That’s why these next two questions are important to ask before you pursue a peaceful end to a debate.

Am I ready to hear/understand a different point of view and find the truth?

Notice I didn’t say accept. Peacemaking doesn’t mean you’ll surrender it all away. But being a peacemaker does require you to show love to another by hearing them out. And sometimes, in listening, your disagreement will transform into a misunderstanding.

Such was the case in Joshua 22. A few of the Israel tribes built an altar that the rest of Israel thought would be used for rebellion against God. Upon seeking the truth, they learned that the altar was for a memorial to God.

Am I willing to trust God with the outcome?

Paul and Barnabas did. When two of the greatest preachers disagreed about their missionary endeavors (Acts 15:36-41), they ended the conflict as peaceably as they could, each “winning” by going their own way.

Paul and Barnabas weren’t happy about this, but they put the future of their missions work in God’s hands. And guess what? God used both teams in amazing ways to do His will. The lesson here:

God’s will prevails even when getting your way doesn’t.Click To Tweet

Solving conflict is about pursuing peace

Remember that solving conflict shouldn’t be about you.

It should be about building relationships despite different opinions and striving towards peace. Psalms 34:14 calls us to “seek peace, and pursue it.”

Selfishness and peace do not go together, so always ask yourself about your intentions when giving an opposing point of view.

Am I being selfish?

A good indicator of selfishness is the word I. While reading the school’s email, thoughts like I wouldn’t handle it that way and I want them to do this instead flooded my mind. A whole lot of me swirled around upstairs.

Philippians 2:3 warns us against acting selfishly:

“Let nothing be done through strife or vainglory; but in lowliness of mind let each esteem other better than themselves.”

This question might be the most important to ask, as most disagreements stem from what we think or feel. By working through our selfishness and applying Philippians 2:3 to the situation, we stand a better chance of pursuing peace in a Godly way.

9 thoughts on “Live in Peace Even When Dealing With Conflict

  1. “What if you fight against peace when you cling to your opinions?” This is such a great point, Crystal! We must allow His truth to penetrate our hearts and let the fruit of the Spirit influence our decisions. And you’re right, making peace doesn’t mean we have to accept what the other person says, just respond biblically.

    • And how hard it can be to respond in a way that reflects Jesus’ character. That’s why I’m glad the Holy Spirit put these questions on my heart to help me stop and think before I respond.
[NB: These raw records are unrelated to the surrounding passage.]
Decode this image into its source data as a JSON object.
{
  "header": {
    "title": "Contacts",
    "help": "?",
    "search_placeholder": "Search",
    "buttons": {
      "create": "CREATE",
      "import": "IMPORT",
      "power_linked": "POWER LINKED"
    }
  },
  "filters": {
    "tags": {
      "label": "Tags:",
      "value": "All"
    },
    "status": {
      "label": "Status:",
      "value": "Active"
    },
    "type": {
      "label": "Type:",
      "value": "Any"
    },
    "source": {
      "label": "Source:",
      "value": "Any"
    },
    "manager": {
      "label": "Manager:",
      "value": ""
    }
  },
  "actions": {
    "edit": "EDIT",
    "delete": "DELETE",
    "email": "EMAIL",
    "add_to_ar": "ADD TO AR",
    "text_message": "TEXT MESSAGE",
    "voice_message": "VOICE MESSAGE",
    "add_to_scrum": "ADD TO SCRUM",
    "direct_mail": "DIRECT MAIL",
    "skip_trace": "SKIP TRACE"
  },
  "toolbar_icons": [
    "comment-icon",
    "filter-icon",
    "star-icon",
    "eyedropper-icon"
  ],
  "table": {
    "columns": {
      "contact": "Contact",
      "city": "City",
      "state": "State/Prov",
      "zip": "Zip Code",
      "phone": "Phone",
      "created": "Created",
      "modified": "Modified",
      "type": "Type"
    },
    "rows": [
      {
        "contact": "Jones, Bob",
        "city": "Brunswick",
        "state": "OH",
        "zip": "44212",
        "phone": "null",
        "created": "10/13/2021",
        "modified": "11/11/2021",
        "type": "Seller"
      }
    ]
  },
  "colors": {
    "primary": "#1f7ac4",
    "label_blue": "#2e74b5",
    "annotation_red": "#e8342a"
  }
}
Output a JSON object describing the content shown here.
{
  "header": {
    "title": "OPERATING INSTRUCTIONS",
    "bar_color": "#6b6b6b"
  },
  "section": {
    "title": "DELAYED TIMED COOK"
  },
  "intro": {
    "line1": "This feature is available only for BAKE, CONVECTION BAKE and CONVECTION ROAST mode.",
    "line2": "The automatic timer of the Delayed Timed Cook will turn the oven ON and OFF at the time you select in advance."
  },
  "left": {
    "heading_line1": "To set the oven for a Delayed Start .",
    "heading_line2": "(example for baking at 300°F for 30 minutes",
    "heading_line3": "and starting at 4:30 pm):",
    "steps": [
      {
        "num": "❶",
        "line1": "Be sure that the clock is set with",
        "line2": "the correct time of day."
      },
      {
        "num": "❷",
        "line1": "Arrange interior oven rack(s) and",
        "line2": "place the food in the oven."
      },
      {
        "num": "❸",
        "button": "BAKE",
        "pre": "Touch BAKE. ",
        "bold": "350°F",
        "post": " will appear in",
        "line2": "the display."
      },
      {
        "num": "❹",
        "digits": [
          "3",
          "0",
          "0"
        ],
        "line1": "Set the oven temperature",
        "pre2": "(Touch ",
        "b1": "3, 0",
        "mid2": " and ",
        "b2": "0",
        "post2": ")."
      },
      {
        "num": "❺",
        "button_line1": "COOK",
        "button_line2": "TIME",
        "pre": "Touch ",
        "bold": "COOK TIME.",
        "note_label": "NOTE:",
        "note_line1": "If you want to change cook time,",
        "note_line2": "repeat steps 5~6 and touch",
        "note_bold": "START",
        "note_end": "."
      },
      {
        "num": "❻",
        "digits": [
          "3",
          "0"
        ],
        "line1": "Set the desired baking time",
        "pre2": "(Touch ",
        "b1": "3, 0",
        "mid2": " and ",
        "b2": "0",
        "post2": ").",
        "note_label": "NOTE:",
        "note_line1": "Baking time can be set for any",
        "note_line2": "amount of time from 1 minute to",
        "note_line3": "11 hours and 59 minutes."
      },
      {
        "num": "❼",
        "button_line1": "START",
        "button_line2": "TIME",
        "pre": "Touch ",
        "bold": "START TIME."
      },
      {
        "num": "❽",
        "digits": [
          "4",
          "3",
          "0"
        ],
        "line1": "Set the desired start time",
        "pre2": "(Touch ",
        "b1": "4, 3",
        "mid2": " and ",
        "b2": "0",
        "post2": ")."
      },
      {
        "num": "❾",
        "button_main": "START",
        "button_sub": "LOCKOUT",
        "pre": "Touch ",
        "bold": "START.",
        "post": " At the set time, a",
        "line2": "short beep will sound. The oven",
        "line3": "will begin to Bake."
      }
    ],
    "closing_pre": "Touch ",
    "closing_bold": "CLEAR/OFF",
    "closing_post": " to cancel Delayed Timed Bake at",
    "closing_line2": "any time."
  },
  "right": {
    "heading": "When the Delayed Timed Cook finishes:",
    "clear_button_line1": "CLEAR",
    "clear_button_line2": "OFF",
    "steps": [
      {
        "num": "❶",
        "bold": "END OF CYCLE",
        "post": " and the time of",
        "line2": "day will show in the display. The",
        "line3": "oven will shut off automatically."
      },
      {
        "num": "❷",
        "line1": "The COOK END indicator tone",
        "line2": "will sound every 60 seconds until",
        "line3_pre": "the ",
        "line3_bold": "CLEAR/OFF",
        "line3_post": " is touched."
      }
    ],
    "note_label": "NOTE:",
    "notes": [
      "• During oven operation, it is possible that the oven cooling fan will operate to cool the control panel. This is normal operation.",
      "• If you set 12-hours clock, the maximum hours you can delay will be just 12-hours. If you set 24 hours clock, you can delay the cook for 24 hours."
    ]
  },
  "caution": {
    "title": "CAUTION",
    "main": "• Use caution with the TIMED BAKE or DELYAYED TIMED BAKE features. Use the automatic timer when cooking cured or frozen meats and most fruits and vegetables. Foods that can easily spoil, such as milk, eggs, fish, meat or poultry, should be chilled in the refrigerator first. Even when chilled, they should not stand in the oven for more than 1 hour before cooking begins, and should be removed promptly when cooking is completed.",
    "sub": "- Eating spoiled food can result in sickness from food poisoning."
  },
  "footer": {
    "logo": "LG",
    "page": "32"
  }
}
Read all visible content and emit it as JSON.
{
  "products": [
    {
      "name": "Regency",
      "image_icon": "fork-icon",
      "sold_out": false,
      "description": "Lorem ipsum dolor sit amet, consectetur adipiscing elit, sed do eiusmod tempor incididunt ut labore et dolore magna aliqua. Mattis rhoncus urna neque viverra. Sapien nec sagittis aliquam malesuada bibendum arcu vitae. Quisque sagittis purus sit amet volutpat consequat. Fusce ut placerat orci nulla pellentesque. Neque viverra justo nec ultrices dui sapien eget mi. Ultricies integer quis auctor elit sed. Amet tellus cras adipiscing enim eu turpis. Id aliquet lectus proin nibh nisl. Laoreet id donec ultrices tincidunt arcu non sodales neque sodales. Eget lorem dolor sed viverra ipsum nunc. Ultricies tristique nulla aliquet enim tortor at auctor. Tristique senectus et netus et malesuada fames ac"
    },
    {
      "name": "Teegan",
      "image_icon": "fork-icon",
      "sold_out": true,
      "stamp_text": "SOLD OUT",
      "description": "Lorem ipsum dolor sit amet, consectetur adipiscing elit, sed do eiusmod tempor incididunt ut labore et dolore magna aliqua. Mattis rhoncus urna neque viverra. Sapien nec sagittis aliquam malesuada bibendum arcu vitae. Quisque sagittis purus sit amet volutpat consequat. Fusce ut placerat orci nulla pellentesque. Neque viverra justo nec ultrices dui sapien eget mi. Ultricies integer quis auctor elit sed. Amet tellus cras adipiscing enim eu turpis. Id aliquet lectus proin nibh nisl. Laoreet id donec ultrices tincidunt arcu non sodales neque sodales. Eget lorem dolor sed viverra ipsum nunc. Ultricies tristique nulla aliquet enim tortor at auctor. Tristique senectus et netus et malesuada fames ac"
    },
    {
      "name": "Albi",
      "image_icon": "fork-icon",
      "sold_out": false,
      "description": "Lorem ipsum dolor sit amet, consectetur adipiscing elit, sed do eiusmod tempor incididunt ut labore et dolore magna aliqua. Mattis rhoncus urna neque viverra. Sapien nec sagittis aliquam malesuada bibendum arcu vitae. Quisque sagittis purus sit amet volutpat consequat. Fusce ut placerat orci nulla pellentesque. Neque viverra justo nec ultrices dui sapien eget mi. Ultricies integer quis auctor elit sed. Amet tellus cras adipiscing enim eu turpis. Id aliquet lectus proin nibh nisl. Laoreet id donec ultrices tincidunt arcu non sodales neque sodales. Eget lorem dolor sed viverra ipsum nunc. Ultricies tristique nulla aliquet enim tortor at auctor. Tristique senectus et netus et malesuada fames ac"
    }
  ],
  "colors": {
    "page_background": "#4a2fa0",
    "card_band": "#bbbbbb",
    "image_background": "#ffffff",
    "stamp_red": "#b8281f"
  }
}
Thanks for commenting!

    • Thank you for you kind words! Not sure I’ve fully grasped how to continually pursue peace in all conflicts, but the Lord definitely led me in the right direction as I read His word for the answers.

  2. I so appreciate your transparency and willingness to look at your own part in this situation. Sometimes the conflicts we face are more internal than external, which makes it easy to ignore them and not focus on surrendering our attitudes to Christ. But that’s exactly what you did here, Crystal! You let God reveal where you needed to repent and change. And in so doing, you set a godly example for us, as well as helping to guide us with these great biblical principles. I’ll be pinning this for sure, my friend! Have a great week!

  3. What a great perspective Crystal! I think we are so quick to speak and have our side heard that we struggle to stop and really listen and ask what God wants us to heart through the situation!

    • Slow to speak, slow to wrath. I try to teach my kids this but it is so hard for even me. I’m still learning as we all are. Thankful that I have Hod’s word to show me the way! Thank you for stopping by.

  4. Ouch. I’m feeling a whole lot of conviction from this post. But in a good way. I do tend to make sure I am heard, rather than hearing the other person out when there is a conflict. I sometimes dont trust God the way I should with the outcome. You’ve given me a lot to think about.

Leave a Reply

Your email address will not be published. Required fields are marked *